Itís a tad early in the year to be making predictions, but how about some observations? It isnít often that so many new players appear on the local government scene at the beginning of the year. But here we are with a new Winona County Attorney, a new Winona City Manager, an interim Superintendent of Winona Public Schools, and a fairly new Winona County Administrator, as well as several new faces among elected officials on all three boards.
All this change gives us an opportunity for positive action leading to a better community. Past behavior by some local government figures, which in a very few but notable instances ranged from dictatorial to downright rude and obnoxious, we hope is behind us. To those officials who did their jobs well and with decency, we say farewell.
Governing well is not an easy job, especially in a democracy. The job requires patience, an ability to see issues from different perspectives, understanding and respect for others ó those you govern, those you govern with, and those who oppose you.
Unfortunately, during the last several years Winona has seen more than its share of bad governing from a few bad apples. Such behavior tends to spread rot throughout, and we find ourselves in a situation where nearly everyone ó government workers and taxpayers alike ó is unhappy, stressed, and feels misused.
But I have already seen glimmers of hope, most notably at the county, where the commissioners and administrator have taken steps to make government more transparent and accountable to the taxpayers and to county workers. An election in the County Attorneyís office, with two challengers and the consequent resignation of the former county attorney, followed by an interim leader and outside review of the office, may well signal massive (and sorely needed) changes in the county court system.
What will happen at City Hall and the public school system is yet to be seen. But the new players there would be wise to take a caution from the recent history of city and school politics.
We at the Winona Post are in a unique position to watch local government and track its methods of doing business, its successes and failures.

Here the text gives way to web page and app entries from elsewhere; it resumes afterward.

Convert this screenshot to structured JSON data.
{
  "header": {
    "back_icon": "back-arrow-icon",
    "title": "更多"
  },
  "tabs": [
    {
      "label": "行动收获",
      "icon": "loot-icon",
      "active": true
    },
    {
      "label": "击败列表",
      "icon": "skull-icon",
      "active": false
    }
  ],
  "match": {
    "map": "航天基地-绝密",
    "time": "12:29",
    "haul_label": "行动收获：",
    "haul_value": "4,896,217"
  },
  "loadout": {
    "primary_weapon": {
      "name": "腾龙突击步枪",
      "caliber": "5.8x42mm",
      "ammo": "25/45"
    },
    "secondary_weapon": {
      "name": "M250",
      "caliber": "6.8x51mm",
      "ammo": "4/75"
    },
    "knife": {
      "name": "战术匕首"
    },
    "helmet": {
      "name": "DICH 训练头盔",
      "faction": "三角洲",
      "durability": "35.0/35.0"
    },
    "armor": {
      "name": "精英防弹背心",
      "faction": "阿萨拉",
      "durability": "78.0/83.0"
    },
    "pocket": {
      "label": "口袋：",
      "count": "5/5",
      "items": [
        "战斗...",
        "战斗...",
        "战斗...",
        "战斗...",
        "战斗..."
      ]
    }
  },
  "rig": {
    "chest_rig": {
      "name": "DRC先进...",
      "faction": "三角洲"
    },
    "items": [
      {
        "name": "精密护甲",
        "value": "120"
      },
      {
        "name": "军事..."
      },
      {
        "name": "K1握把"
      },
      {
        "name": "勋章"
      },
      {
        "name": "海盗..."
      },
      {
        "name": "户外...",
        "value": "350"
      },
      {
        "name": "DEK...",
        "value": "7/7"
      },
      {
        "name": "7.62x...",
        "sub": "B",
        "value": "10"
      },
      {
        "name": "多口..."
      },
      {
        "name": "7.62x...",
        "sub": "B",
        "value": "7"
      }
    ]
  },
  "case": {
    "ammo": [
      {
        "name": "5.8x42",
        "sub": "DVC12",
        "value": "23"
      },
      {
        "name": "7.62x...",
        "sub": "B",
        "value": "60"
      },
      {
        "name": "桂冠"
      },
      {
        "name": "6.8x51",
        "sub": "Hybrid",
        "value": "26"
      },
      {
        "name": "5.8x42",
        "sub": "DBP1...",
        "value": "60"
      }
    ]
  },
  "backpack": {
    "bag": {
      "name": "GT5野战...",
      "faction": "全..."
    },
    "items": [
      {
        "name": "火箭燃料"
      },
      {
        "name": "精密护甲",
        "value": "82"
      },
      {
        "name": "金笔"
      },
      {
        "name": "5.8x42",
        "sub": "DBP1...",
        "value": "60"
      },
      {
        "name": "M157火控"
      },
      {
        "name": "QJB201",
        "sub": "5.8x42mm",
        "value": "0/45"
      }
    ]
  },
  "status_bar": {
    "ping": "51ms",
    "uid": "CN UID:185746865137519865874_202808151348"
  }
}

We attend the public meetings, we read the data, we listen to the arguments of the various players on each side of a question, and we follow stories from the beginning to the end (some never seem to end!). We often are maligned for our tenaciousness and attention to detail, but thatís our job ó to try to tell our readers exactly what is going on in local government, how their tax dollars are being used, and the results of various actions in the historic scheme of things.
We look forward to a new year and to so many new faces in local government, and hope all the news coming out of City Hall, the County Government Center, the Courthouse and the school district offices is not just good news, but news that will do good for the community.
Still time to join the Follies!
I went to the first rehearsal for the Winona Health Auxiliary Follies. Director Sue Degallier led the group in practicing songs for the production, Topsy Turvy Television Follies, which, as you might have guessed, is a series of skits based on some of our favorite television shows of the past and present.
Except for one member of the troupe, who is originally from Italy, most of us knew the various television theme songs. I am more of a tune person than a word person, so I had to look at the song sheet a fair amount. I figured for some of them, like Sesame Street, I lammed out of the room the minute the theme song came on so I could get a little bit of housework done while the kids counted with the Count or learned their ABCs with Bert and Ernie. But I knew the Mickey Mouse Club theme song by heart, as did a fair number of the other cast members.
There are a lot of new members of the cast, including lots of men, which is great. One woman we sat next to said sheís always wanted to be part of the Follies, but always had conflicts until this year. There are many return members, too. If you are one of those who has always wanted to be in the Follies and love to sing, dance, act, or work backstage, there is still time. Call the Winona Health Auxiliary Volunteer Director Autumn Herber at 507-457-4394 to find out where and when to show up.
Franís Book Club
Mary Zimmerman suggests The Other Side by Michael Brown, and books and poems by Mattie Stepanek and his mother, Jeni.
Ann Lavine says give Tricking of Freya by Christina Sunley, and The Girls from Ames by Jeffrey Zaslow a try.